__DATA PROVIDED__:

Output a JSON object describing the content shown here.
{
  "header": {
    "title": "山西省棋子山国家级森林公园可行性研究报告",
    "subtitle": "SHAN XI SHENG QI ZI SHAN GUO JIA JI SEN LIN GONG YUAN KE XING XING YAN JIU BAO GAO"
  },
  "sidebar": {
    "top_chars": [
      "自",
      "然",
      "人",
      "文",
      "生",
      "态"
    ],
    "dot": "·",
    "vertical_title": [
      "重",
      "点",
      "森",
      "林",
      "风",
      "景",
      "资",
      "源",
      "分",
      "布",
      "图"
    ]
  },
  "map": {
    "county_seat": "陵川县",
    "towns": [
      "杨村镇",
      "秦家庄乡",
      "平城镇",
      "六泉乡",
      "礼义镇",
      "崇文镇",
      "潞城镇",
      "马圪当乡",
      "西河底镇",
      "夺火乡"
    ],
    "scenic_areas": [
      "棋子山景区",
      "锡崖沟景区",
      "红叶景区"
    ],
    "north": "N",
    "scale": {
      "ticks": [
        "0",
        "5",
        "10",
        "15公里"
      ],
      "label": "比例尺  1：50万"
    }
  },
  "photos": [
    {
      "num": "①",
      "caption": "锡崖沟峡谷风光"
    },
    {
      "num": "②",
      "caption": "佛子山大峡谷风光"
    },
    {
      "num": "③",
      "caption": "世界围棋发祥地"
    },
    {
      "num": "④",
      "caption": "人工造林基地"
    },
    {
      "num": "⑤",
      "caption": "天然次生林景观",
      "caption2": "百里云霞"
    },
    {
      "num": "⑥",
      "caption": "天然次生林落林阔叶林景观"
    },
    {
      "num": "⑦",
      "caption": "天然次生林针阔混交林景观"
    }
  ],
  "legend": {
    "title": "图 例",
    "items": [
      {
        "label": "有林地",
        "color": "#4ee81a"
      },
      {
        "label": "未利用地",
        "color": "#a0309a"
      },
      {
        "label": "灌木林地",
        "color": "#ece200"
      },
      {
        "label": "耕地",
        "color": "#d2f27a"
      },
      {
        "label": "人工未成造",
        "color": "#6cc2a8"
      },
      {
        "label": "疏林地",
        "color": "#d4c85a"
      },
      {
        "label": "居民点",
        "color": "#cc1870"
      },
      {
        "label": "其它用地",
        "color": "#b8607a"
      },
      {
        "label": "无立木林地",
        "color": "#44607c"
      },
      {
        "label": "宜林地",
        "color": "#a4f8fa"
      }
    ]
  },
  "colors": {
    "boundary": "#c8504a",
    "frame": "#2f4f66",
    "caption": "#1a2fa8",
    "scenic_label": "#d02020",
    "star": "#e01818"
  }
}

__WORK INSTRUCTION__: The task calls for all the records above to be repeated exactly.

__RESPONSE BOX__:
Output a JSON object describing the content shown here.
{
  "header": {
    "title": "山西省棋子山国家级森林公园可行性研究报告",
    "subtitle": "SHAN XI SHENG QI ZI SHAN GUO JIA JI SEN LIN GONG YUAN KE XING XING YAN JIU BAO GAO"
  },
  "sidebar": {
    "top_chars": [
      "自",
      "然",
      "人",
      "文",
      "生",
      "态"
    ],
    "dot": "·",
    "vertical_title": [
      "重",
      "点",
      "森",
      "林",
      "风",
      "景",
      "资",
      "源",
      "分",
      "布",
      "图"
    ]
  },
  "map": {
    "county_seat": "陵川县",
    "towns": [
      "杨村镇",
      "秦家庄乡",
      "平城镇",
      "六泉乡",
      "礼义镇",
      "崇文镇",
      "潞城镇",
      "马圪当乡",
      "西河底镇",
      "夺火乡"
    ],
    "scenic_areas": [
      "棋子山景区",
      "锡崖沟景区",
      "红叶景区"
    ],
    "north": "N",
    "scale": {
      "ticks": [
        "0",
        "5",
        "10",
        "15公里"
      ],
      "label": "比例尺  1：50万"
    }
  },
  "photos": [
    {
      "num": "①",
      "caption": "锡崖沟峡谷风光"
    },
    {
      "num": "②",
      "caption": "佛子山大峡谷风光"
    },
    {
      "num": "③",
      "caption": "世界围棋发祥地"
    },
    {
      "num": "④",
      "caption": "人工造林基地"
    },
    {
      "num": "⑤",
      "caption": "天然次生林景观",
      "caption2": "百里云霞"
    },
    {
      "num": "⑥",
      "caption": "天然次生林落林阔叶林景观"
    },
    {
      "num": "⑦",
      "caption": "天然次生林针阔混交林景观"
    }
  ],
  "legend": {
    "title": "图 例",
    "items": [
      {
        "label": "有林地",
        "color": "#4ee81a"
      },
      {
        "label": "未利用地",
        "color": "#a0309a"
      },
      {
        "label": "灌木林地",
        "color": "#ece200"
      },
      {
        "label": "耕地",
        "color": "#d2f27a"
      },
      {
        "label": "人工未成造",
        "color": "#6cc2a8"
      },
      {
        "label": "疏林地",
        "color": "#d4c85a"
      },
      {
        "label": "居民点",
        "color": "#cc1870"
      },
      {
        "label": "其它用地",
        "color": "#b8607a"
      },
      {
        "label": "无立木林地",
        "color": "#44607c"
      },
      {
        "label": "宜林地",
        "color": "#a4f8fa"
      }
    ]
  },
  "colors": {
    "boundary": "#c8504a",
    "frame": "#2f4f66",
    "caption": "#1a2fa8",
    "scenic_label": "#d02020",
    "star": "#e01818"
  }
}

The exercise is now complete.